In three interconnected scenes, Hiroko Oyamada revisits the same set of characters at different junctures in their lives. In the back room of a pet store full of rare and exotic fish, old friends discuss dried shrimp and a strange new relationship. A couple who recently moved into a rustic home in the mountains discovers an unsettling solution to their weasel infestation. And a dinner party during a blizzard leads to a night in a room filled with aquariums and unpleasant dreams. Like Oyamada’s previous novels, Weasels in the Attic sets its sights on the overlooked aspects of contemporary Japanese society, and does so with a surreal sensibility that is entirely her own.
As in Oyamada’s earlier novels, Weasels in the Attic lingers on the grotesqueries of everyday life with a subtle, deadpan humour.
The acclaimed author of The Factory and The Hole returns with this new installment that might be her strongest, most memorable work yet. Just like the last two titles, Weasels in the Attic is a thin book totaling less than 100 pages…The book simmers with eerie tension and bursts with unforgettable monologues.
Horrific and scary, while at the same time affirming and beautiful.
—The New Republic
Surreal and mesmerizing.

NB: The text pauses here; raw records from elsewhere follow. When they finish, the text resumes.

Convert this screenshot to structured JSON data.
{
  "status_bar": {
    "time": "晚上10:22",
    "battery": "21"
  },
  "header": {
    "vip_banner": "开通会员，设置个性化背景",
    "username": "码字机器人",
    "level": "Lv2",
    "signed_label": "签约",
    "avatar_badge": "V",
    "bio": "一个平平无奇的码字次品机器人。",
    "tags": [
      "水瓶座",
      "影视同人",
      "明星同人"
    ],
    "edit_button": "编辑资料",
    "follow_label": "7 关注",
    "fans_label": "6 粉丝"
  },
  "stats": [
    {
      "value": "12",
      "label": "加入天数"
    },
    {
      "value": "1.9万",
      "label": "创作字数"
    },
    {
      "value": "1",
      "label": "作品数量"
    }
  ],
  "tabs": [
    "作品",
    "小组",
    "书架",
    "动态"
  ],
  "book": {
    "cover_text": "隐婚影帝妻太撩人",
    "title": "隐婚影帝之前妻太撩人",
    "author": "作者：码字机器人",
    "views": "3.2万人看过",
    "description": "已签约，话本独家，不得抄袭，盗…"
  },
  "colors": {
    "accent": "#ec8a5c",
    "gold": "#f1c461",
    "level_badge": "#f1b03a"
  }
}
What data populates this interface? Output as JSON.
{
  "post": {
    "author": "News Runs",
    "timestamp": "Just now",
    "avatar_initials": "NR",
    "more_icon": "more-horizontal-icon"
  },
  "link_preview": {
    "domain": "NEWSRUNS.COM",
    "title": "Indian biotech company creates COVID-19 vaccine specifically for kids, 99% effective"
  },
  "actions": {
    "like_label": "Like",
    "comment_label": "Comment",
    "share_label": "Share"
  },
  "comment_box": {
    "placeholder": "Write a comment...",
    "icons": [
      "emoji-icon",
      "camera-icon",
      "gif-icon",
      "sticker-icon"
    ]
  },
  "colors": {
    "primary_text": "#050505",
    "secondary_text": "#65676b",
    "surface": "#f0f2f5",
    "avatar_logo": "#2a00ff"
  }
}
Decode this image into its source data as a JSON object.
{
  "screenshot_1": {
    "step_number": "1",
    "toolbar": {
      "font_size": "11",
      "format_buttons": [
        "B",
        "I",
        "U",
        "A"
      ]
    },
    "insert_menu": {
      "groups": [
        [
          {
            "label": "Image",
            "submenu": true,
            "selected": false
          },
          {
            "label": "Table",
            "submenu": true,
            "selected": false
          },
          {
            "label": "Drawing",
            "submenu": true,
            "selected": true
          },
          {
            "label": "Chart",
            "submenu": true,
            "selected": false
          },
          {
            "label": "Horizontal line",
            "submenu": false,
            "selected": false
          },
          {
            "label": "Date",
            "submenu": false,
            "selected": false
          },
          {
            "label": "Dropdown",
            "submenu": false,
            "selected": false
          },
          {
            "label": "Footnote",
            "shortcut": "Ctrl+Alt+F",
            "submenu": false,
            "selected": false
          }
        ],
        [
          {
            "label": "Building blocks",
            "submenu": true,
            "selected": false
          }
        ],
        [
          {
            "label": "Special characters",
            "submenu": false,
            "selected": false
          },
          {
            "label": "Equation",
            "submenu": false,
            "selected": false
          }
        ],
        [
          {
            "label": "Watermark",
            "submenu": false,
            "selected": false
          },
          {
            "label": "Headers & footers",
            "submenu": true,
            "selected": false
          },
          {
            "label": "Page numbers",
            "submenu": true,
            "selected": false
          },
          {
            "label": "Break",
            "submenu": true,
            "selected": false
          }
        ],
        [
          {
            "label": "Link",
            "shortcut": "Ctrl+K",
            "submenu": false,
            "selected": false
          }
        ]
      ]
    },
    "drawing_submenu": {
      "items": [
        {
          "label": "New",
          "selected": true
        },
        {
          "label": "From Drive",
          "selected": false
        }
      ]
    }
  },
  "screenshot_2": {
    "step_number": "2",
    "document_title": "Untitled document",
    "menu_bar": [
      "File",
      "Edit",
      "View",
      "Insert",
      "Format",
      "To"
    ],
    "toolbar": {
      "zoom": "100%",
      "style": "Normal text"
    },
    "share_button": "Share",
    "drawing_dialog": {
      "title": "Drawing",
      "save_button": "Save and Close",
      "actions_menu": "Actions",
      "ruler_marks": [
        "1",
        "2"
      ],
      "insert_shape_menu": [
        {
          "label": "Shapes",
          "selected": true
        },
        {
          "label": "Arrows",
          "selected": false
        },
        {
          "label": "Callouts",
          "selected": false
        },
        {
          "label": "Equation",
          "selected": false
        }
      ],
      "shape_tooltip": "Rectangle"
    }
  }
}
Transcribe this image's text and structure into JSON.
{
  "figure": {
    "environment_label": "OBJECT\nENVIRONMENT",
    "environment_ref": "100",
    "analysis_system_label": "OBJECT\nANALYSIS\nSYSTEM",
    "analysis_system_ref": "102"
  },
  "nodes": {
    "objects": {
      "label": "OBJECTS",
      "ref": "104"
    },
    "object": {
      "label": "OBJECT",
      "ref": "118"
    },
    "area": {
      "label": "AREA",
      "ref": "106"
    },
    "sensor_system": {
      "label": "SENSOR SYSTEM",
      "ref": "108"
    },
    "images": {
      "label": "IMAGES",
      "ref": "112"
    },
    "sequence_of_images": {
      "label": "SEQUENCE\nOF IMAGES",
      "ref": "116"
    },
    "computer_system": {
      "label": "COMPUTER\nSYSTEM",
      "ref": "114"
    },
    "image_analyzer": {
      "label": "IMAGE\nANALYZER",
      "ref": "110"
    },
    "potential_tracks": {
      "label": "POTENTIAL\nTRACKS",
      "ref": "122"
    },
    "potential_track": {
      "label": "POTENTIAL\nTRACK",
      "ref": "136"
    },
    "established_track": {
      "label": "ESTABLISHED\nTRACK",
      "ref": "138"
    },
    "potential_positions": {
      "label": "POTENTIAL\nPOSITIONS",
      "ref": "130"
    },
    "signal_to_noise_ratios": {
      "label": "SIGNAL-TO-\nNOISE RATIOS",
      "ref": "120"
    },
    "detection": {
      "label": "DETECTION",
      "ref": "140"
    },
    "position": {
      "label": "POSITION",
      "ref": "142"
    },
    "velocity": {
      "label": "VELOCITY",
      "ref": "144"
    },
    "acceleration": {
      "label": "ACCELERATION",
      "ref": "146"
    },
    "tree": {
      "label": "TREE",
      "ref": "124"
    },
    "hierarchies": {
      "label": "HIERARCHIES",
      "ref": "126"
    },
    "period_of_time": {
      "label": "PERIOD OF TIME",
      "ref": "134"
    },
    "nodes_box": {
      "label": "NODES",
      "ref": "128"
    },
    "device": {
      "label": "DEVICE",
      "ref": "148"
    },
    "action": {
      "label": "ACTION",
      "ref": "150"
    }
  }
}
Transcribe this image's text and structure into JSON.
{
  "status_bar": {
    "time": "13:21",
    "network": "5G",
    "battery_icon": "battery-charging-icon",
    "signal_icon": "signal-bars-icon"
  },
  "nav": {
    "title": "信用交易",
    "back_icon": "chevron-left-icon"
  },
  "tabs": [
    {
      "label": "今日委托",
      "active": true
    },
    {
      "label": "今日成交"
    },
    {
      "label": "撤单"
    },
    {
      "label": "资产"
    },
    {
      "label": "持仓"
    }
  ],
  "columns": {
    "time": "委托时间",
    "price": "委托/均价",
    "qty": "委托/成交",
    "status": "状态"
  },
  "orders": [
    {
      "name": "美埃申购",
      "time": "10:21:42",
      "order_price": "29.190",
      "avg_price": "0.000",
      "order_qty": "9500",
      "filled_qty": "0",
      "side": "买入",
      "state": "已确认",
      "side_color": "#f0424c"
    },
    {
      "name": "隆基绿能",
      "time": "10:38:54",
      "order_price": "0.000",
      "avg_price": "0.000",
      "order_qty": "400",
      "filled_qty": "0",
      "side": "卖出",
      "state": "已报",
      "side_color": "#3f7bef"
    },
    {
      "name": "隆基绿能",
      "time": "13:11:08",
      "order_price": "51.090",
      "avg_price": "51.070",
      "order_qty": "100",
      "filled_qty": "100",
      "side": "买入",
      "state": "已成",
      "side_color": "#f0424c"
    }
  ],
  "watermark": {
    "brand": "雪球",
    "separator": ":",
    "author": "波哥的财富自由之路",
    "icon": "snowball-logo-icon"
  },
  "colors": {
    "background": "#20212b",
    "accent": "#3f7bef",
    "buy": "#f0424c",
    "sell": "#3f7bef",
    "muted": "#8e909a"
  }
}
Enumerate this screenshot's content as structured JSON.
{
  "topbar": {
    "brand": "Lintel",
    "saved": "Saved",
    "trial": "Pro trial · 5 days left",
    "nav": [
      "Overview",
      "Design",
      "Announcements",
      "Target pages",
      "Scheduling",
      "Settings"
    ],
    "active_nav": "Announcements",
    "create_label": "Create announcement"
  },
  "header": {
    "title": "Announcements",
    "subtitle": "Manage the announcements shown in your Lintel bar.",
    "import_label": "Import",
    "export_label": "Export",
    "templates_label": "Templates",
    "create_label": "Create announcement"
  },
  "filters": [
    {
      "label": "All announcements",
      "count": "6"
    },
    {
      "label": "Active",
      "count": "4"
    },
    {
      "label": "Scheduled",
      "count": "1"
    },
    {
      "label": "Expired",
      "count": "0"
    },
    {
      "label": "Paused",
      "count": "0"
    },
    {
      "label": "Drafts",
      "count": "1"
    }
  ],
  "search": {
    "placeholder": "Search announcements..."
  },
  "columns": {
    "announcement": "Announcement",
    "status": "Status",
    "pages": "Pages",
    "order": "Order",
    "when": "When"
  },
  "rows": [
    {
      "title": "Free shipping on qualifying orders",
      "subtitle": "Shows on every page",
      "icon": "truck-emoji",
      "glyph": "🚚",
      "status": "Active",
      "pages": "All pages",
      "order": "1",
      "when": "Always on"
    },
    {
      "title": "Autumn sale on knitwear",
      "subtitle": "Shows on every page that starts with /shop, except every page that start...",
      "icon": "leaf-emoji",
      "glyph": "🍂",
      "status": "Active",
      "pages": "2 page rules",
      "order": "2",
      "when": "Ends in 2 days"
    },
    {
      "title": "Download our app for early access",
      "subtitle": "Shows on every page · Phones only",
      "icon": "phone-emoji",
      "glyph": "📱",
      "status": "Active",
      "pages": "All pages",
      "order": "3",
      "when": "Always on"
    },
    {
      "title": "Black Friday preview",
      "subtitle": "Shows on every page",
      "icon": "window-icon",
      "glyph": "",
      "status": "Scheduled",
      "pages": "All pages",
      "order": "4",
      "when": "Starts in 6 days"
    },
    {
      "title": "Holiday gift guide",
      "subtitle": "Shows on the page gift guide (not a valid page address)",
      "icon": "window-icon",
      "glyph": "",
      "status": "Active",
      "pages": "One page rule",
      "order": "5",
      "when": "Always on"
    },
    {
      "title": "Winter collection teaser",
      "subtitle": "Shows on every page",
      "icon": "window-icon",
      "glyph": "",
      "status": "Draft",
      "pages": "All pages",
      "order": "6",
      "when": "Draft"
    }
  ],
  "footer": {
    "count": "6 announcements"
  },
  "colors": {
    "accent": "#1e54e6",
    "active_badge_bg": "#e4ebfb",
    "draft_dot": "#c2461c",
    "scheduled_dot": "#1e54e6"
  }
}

—Hilary Leichter, The New York Times
Nothing feels fixed; everything in the book might be a hallucination.